In the comment section when you posted your wedding pictures on social media, some people said you have not wedded ‘according to the precepts of the Christian faith as white symbolises the purity of the bride’. What is your response to that?
I wish the people who made those comments will show me where it is written in the Bible that a bride should put on a white dress on her wedding, or where it is written that there is a particular colour or type of dress a bride should wear before she is ‘bride’ enough to marry.
It saddens my heart when I see people shouting for no reason. Most of them wear the white wedding dress, which, according to them, symbolises purity, but they are pregnant or have already been living together for years. Some even have children but decide to go to church to get wedded and they will wear a white dress and tell me that they are pure. What kind of purity is that, please?
So, what do we say to the husbands who do not always wear white suits? Will it be safe to say they are not pure husbands? Does the colour of a dress or outfit make one pure? I don’t want to say much about this but those who know me know that I stand with purity and abstinence and that I did till I married my husband.

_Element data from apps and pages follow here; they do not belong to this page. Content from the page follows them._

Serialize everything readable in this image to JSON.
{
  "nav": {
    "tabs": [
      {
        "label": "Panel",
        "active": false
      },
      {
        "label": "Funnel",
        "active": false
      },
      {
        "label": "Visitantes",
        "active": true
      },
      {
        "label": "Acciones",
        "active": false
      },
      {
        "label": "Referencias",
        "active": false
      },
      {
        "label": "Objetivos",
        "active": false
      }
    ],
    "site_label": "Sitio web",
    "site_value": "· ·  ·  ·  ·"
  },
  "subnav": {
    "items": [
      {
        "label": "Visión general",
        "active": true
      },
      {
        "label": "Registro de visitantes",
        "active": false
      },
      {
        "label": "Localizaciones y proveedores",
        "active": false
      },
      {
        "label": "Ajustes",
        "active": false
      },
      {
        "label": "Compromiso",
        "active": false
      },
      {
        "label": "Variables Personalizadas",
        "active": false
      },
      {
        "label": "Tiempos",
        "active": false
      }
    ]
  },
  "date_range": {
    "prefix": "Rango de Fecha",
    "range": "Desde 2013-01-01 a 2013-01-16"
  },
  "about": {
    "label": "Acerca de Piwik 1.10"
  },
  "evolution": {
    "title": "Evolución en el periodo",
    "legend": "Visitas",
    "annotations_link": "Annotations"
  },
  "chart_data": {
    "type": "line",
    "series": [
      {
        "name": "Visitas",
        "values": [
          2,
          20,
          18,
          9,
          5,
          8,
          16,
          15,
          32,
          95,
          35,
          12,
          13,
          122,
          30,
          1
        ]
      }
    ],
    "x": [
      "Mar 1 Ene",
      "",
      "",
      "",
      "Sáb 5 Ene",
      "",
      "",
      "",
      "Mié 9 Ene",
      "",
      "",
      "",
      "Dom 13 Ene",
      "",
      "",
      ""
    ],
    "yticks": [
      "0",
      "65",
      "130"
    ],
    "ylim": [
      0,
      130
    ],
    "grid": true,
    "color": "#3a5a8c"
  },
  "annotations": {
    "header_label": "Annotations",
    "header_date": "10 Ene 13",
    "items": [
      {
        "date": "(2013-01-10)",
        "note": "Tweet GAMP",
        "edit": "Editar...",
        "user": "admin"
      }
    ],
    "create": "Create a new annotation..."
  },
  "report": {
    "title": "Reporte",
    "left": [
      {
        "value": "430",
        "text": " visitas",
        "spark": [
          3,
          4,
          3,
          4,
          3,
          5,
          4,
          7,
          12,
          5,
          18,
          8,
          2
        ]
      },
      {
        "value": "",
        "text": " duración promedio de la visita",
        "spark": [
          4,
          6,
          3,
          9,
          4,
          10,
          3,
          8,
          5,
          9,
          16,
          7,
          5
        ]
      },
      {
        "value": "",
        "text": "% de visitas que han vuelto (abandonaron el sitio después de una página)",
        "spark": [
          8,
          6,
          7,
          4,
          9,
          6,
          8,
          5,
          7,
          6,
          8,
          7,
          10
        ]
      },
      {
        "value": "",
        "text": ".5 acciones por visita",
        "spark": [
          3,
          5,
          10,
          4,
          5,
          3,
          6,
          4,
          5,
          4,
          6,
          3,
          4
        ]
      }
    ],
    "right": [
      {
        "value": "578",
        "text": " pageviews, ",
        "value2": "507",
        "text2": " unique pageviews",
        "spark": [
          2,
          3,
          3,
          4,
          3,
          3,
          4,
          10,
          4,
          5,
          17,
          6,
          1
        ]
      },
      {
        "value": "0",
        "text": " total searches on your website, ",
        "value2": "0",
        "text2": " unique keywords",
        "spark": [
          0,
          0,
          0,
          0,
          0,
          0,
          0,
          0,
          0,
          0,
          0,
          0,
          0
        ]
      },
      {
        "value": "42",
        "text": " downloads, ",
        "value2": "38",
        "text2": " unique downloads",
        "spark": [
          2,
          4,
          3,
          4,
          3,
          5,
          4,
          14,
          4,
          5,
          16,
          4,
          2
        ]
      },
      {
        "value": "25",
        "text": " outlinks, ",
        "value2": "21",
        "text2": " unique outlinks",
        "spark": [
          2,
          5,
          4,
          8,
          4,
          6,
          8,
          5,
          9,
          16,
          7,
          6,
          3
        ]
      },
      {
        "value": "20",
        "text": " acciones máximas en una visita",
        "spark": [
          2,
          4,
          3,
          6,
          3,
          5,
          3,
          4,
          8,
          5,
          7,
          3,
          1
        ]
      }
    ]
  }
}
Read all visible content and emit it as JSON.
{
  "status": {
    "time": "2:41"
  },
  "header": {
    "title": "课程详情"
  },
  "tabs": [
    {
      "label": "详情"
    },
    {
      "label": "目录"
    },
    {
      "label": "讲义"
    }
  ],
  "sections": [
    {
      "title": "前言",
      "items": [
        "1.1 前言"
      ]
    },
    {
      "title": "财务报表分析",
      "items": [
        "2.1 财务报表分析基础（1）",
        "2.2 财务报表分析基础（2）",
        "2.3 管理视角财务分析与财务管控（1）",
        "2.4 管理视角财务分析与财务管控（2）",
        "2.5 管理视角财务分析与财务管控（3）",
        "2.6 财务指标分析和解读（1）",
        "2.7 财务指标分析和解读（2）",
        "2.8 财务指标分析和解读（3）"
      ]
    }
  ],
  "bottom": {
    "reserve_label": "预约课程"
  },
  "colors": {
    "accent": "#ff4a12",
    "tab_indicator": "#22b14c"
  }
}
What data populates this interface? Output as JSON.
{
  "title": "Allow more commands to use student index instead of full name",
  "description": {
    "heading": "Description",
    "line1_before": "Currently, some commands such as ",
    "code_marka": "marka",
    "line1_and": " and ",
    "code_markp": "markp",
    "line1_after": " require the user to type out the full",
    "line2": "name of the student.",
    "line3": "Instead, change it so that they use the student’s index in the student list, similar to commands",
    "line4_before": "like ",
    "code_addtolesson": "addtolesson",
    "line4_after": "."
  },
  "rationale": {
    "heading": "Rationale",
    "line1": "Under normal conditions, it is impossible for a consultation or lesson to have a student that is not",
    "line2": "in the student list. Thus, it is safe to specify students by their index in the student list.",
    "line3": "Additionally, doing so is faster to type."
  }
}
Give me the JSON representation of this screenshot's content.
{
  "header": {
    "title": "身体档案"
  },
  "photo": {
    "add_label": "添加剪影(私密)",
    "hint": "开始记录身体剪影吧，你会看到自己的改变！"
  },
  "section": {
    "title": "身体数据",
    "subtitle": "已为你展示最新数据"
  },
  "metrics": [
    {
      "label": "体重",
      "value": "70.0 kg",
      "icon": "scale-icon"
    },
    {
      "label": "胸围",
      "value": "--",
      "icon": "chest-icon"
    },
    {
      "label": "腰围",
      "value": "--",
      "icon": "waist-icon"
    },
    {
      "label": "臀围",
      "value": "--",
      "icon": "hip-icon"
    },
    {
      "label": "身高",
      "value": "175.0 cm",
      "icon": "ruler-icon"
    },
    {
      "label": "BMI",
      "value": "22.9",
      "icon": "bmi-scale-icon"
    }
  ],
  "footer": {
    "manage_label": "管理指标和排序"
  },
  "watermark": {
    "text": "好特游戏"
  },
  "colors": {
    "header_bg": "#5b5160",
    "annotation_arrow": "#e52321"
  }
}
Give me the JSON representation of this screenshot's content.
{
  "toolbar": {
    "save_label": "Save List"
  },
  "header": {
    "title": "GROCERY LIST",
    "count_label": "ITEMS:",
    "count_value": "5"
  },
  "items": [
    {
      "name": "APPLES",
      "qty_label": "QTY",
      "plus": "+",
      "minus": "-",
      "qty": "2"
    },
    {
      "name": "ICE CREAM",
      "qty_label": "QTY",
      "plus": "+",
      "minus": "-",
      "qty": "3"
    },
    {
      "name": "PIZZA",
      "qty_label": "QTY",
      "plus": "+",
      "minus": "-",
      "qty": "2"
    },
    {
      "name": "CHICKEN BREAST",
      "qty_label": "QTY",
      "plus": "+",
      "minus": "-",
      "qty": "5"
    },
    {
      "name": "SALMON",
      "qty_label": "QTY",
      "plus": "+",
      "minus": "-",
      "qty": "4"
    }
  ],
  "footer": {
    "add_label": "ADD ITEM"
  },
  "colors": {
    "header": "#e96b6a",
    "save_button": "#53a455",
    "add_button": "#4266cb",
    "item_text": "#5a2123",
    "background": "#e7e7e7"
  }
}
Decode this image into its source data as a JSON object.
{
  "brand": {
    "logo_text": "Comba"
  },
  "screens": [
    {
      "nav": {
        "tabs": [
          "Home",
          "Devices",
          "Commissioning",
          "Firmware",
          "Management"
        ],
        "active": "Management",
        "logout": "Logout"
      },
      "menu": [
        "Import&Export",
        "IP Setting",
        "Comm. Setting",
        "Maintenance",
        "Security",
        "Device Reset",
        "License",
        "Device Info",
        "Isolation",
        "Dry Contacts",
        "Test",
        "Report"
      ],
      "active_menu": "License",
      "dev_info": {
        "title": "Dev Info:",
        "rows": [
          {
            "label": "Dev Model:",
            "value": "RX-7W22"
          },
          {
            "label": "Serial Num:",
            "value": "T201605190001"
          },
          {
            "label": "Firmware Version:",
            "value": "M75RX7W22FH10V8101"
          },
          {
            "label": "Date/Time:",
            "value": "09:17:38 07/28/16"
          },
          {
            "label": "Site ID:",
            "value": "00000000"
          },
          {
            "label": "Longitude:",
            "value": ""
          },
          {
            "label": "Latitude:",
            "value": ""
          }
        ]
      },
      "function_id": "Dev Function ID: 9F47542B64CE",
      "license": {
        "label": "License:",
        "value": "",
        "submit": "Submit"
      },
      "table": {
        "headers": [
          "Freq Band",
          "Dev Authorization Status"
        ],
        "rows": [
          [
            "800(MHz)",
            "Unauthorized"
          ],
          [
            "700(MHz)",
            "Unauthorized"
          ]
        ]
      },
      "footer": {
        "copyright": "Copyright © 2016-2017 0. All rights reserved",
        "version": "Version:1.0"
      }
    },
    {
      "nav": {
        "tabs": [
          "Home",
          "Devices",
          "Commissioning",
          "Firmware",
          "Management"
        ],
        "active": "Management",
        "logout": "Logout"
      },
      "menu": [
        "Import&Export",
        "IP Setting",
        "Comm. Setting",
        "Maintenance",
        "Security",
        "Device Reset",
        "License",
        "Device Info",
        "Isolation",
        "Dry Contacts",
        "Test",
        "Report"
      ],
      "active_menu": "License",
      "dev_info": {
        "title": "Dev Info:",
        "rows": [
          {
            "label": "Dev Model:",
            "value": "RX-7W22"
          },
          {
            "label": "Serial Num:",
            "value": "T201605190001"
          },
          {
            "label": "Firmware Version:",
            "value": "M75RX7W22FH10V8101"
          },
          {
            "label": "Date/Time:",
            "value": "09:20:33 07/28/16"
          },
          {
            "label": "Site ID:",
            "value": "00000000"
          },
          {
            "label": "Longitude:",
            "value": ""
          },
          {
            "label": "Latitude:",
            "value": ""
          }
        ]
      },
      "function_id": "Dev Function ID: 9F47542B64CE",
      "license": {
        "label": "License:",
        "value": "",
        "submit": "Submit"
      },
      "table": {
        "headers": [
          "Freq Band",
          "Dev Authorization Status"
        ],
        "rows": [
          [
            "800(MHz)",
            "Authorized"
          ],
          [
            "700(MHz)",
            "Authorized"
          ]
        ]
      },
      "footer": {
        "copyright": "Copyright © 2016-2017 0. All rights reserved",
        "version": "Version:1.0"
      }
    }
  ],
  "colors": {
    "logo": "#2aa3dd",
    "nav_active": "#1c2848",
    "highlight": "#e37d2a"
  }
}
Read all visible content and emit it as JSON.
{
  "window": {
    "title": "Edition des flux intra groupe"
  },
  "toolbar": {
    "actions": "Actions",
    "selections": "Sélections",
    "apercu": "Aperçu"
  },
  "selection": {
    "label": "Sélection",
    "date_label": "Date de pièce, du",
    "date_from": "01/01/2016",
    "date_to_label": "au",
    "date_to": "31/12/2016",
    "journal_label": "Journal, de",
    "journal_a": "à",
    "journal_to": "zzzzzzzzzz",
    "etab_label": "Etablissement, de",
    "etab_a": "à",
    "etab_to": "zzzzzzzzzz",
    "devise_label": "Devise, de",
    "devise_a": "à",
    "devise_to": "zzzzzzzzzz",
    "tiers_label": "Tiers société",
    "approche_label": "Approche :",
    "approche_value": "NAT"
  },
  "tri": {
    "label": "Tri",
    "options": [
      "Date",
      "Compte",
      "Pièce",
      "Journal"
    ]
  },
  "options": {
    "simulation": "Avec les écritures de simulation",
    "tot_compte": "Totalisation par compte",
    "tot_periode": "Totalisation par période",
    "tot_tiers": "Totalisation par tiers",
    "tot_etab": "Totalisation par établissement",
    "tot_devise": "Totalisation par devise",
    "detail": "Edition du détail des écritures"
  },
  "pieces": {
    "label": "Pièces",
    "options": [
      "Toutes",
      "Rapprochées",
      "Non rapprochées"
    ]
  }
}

What was the reaction you got when you stepped into the church with the dress and your husband in agbada?
I am not sure I saw any other reaction apart from love, support and admiration. My father personally told me he loved my choice and was proud of me even before I stepped into the church. Everyone who saw me stepping out of the pastorium was so excited. They were shouting and jumping, trying to come see a ‘new thing’, I guess. But we all were excited, I will say.
Some said it was because you couldn’t afford a white wedding dress that you went for a black one. Is this true?
No, it wasn’t. I would have rented a white gown or sewn one, but then, I would not have been as happy as I was on my big day. The black lace I used was in no way compared to the white I had earlier bought, but my love for black was more.
How were you able to convince your bridal train to rock your black dress with you?
They are my friends and they were there to celebrate with me. This means they will do anything possible to see me happy on my big day. I didn’t need any convincing. I just told them I would love them to wear black to my wedding and I got the material for them. They didn’t know I was going to be wearing a black dress, too. It was a secret between me, my fiance then, and my friend who made the outfit.
Your wedding was also held on a Wednesday and there was no reception of fanfare as we have these days. Is there a reason for that?
(Laughs) It was what we wanted. We wanted to break the norm of ‘Saturdays are for weddings’, and tell the whole world that you can have your wedding anyhow you want it and the day you want it. I remember weddings were once held on Sundays. Then, Saturdays became the trend. Who started that anyway?
For the records, there was an overflow in the 1000-capacity church auditorium on a Wednesday wedding held without a ‘reception’. There was food in excess and people ate and had their fills. The bottom line is, whoever wants to come to your wedding will come, not minding the day or time. You can have that wedding you always dreamt of, just the way you like it.
What advice do you have for young couples like yourself who may be finding it difficult to plan a wedding because of the cost?
I will say that one lie that the world has sold to young people, especially women, is that their wedding day is the best day of their lives. But that is not true. This saying is one of the reasons young people kill themselves, trying to make the wedding the best day of their life. Your wedding day should be the beginning of the best days of your life because marriage is to be enjoyed. I will say to them to cut their coats according to their cloths. It is their day and they should just go ahead to do as they want.